=== Supplied entries ===

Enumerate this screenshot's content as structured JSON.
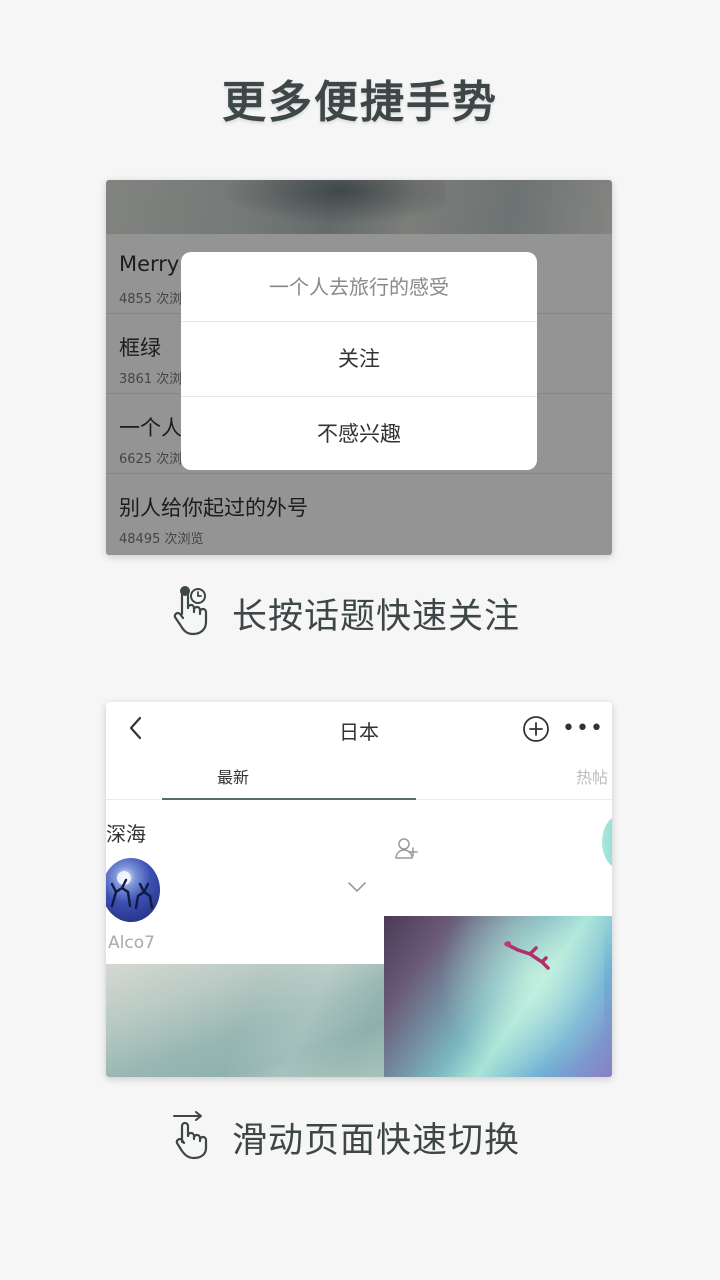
{
  "headline": "更多便捷手势",
  "card1": {
    "topics": [
      {
        "title": "Merry",
        "count": "4855 次浏"
      },
      {
        "title": "框绿",
        "count": "3861 次浏"
      },
      {
        "title": "一个人",
        "count": "6625 次浏"
      },
      {
        "title": "别人给你起过的外号",
        "count": "48495 次浏览"
      }
    ],
    "dialog": {
      "title": "一个人去旅行的感受",
      "follow_label": "关注",
      "not_interested_label": "不感兴趣"
    }
  },
  "caption1": {
    "text": "长按话题快速关注",
    "icon": "long-press-hand-icon"
  },
  "card2": {
    "nav_title": "日本",
    "tabs": [
      {
        "label": "最新",
        "active": true
      },
      {
        "label": "热帖",
        "active": false
      }
    ],
    "post_title": "深海",
    "username": "Alco7",
    "more_glyph": "•••"
  },
  "caption2": {
    "text": "滑动页面快速切换",
    "icon": "swipe-hand-icon"
  },
  "colors": {
    "background": "#f6f6f6",
    "text": "#3e4748",
    "accent": "#5a6b6c"
  }
}
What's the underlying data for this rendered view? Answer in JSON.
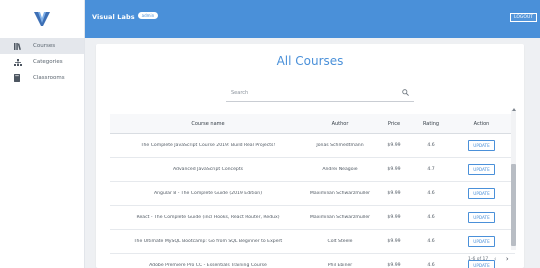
{
  "app": {
    "brand": "Visual Labs",
    "badge": "admin",
    "logout_label": "LOGOUT",
    "accent_color": "#4a90d9"
  },
  "sidebar": {
    "items": [
      {
        "label": "Courses",
        "icon": "books-icon"
      },
      {
        "label": "Categories",
        "icon": "sitemap-icon"
      },
      {
        "label": "Classrooms",
        "icon": "book-icon"
      }
    ]
  },
  "main": {
    "title": "All Courses",
    "search": {
      "placeholder": "Search",
      "icon": "search-icon"
    }
  },
  "table": {
    "headers": [
      "Course name",
      "Author",
      "Price",
      "Rating",
      "Action"
    ],
    "rows": [
      {
        "name": "The Complete JavaScript Course 2019: Build Real Projects!",
        "author": "Jonas Schmedtmann",
        "price": "$9.99",
        "rating": "4.6",
        "action": "UPDATE"
      },
      {
        "name": "Advanced JavaScript Concepts",
        "author": "Andrei Neagoie",
        "price": "$9.99",
        "rating": "4.7",
        "action": "UPDATE"
      },
      {
        "name": "Angular 8 - The Complete Guide (2019 Edition)",
        "author": "Maximilian Schwarzmüller",
        "price": "$9.99",
        "rating": "4.6",
        "action": "UPDATE"
      },
      {
        "name": "React - The Complete Guide (incl Hooks, React Router, Redux)",
        "author": "Maximilian Schwarzmüller",
        "price": "$9.99",
        "rating": "4.6",
        "action": "UPDATE"
      },
      {
        "name": "The Ultimate MySQL Bootcamp: Go from SQL Beginner to Expert",
        "author": "Colt Steele",
        "price": "$9.99",
        "rating": "4.6",
        "action": "UPDATE"
      },
      {
        "name": "Adobe Premiere Pro CC - Essentials Training Course",
        "author": "Phil Ebiner",
        "price": "$9.99",
        "rating": "4.6",
        "action": "UPDATE"
      }
    ]
  },
  "pagination": {
    "text": "1-6 of 17",
    "prev_icon": "chevron-left-icon",
    "next_icon": "chevron-right-icon"
  }
}
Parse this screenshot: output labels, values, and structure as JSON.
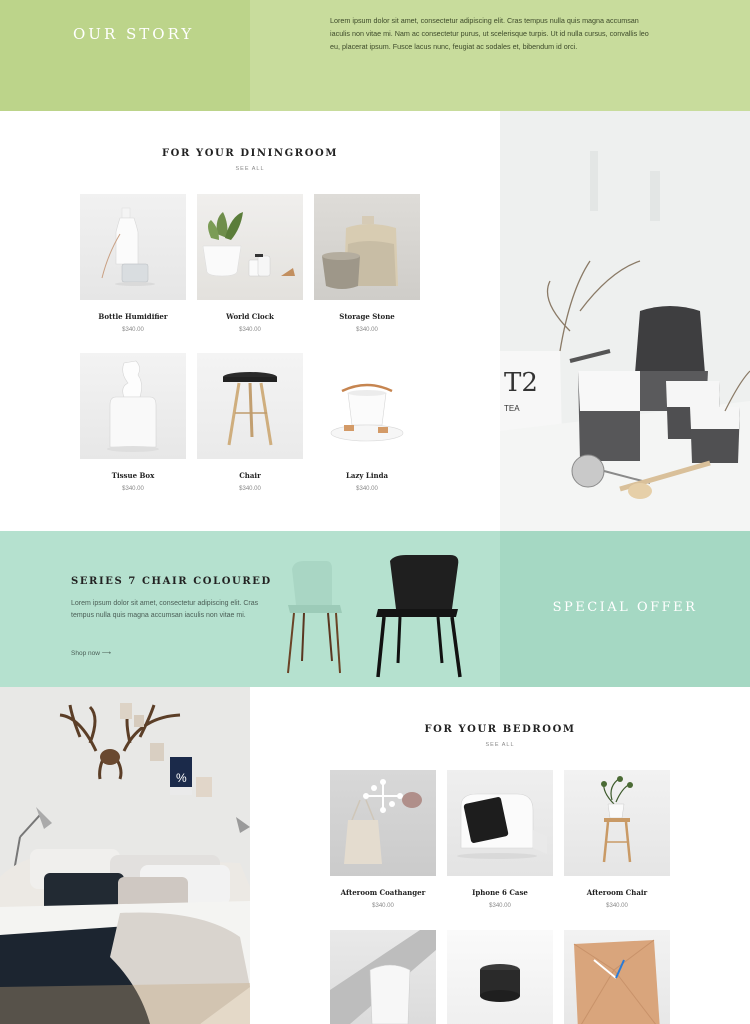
{
  "story": {
    "title": "OUR STORY",
    "text": "Lorem ipsum dolor sit amet, consectetur adipiscing elit. Cras tempus nulla quis magna accumsan iaculis non vitae mi. Nam ac consectetur purus, ut scelerisque turpis. Ut id nulla cursus, convallis leo eu, placerat ipsum. Fusce lacus nunc, feugiat ac sodales et, bibendum id orci."
  },
  "dining": {
    "title": "FOR YOUR DININGROOM",
    "see_all": "SEE ALL",
    "products": [
      {
        "name": "Bottle Humidifier",
        "price": "$340.00"
      },
      {
        "name": "World Clock",
        "price": "$340.00"
      },
      {
        "name": "Storage Stone",
        "price": "$340.00"
      },
      {
        "name": "Tissue Box",
        "price": "$340.00"
      },
      {
        "name": "Chair",
        "price": "$340.00"
      },
      {
        "name": "Lazy Linda",
        "price": "$340.00"
      }
    ]
  },
  "offer": {
    "title": "SERIES 7 CHAIR COLOURED",
    "text": "Lorem ipsum dolor sit amet, consectetur adipiscing elit. Cras tempus nulla quis magna accumsan iaculis non vitae mi.",
    "shop_now": "Shop now  ⟶",
    "special": "SPECIAL OFFER"
  },
  "bedroom": {
    "title": "FOR YOUR BEDROOM",
    "see_all": "SEE ALL",
    "products": [
      {
        "name": "Afteroom Coathanger",
        "price": "$340.00"
      },
      {
        "name": "Iphone 6 Case",
        "price": "$340.00"
      },
      {
        "name": "Afteroom Chair",
        "price": "$340.00"
      }
    ]
  },
  "colors": {
    "story_left": "#bcd48a",
    "story_right": "#c8dc9c",
    "offer_main": "#b5e1cf",
    "offer_side": "#a5d8c3"
  }
}
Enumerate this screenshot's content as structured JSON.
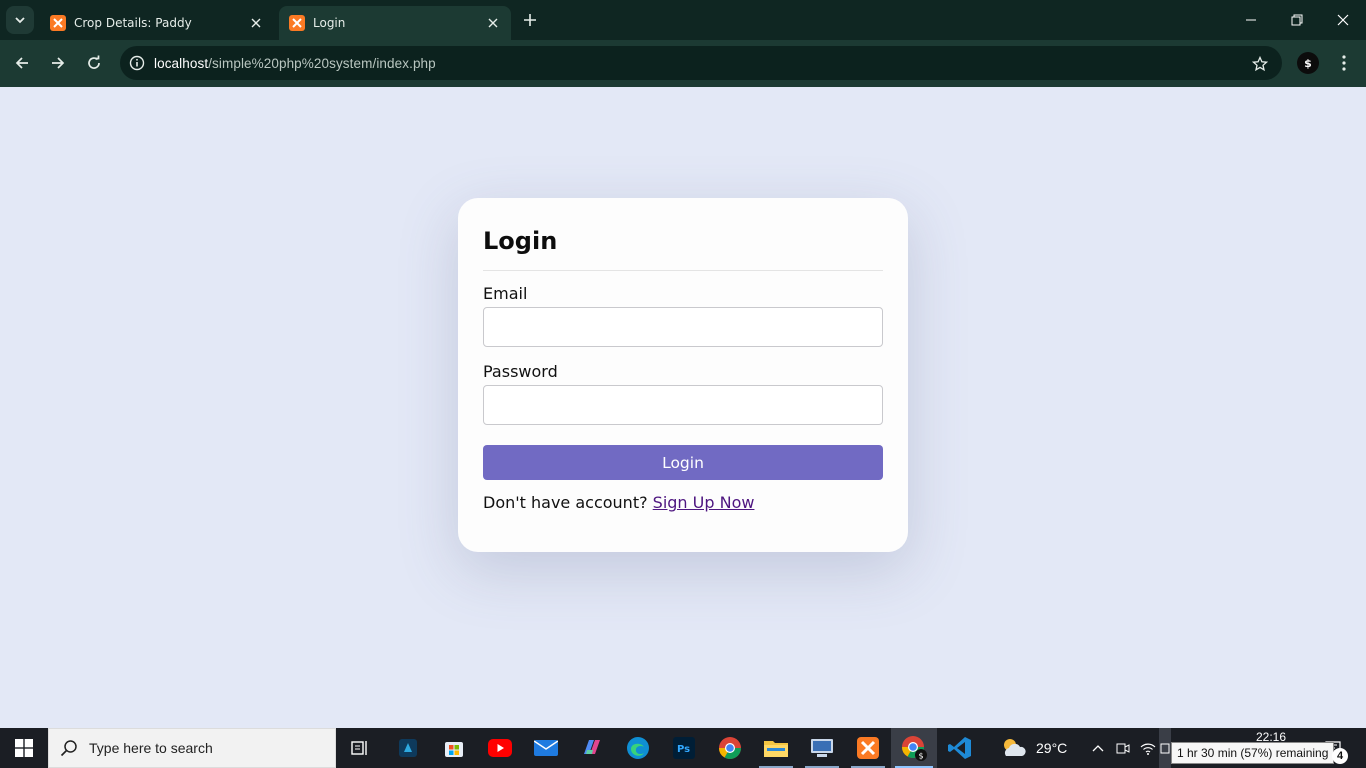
{
  "browser": {
    "tabs": [
      {
        "title": "Crop Details: Paddy",
        "active": false,
        "favicon": "xampp-icon"
      },
      {
        "title": "Login",
        "active": true,
        "favicon": "xampp-icon"
      }
    ],
    "url_host": "localhost",
    "url_path": "/simple%20php%20system/index.php",
    "profile_initial": "$"
  },
  "login": {
    "title": "Login",
    "email_label": "Email",
    "email_value": "",
    "password_label": "Password",
    "password_value": "",
    "submit_label": "Login",
    "signup_prompt": "Don't have account? ",
    "signup_link": "Sign Up Now"
  },
  "colors": {
    "page_background": "#e3e8f6",
    "button": "#716ac3",
    "link": "#4e1680",
    "browser_frame": "#0f2622",
    "browser_toolbar": "#1c3a33"
  },
  "taskbar": {
    "search_placeholder": "Type here to search",
    "apps": [
      "task-view-icon",
      "app-icon",
      "microsoft-store-icon",
      "youtube-icon",
      "mail-icon",
      "m365-icon",
      "edge-icon",
      "photoshop-icon",
      "chrome-icon",
      "file-explorer-icon",
      "network-app-icon",
      "xampp-icon",
      "chrome-profile-icon",
      "vscode-icon"
    ],
    "weather": "29°C",
    "time": "22:16",
    "battery_tooltip": "1 hr 30 min (57%) remaining",
    "notification_count": "4"
  }
}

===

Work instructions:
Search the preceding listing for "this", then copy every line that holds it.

Solution to the exercise:
Enumerate this screenshot's content as structured JSON.
What's the underlying data for this rendered view? Answer in JSON.
Parse this screenshot: output labels, values, and structure as JSON.
Enumerate this screenshot's content as structured JSON.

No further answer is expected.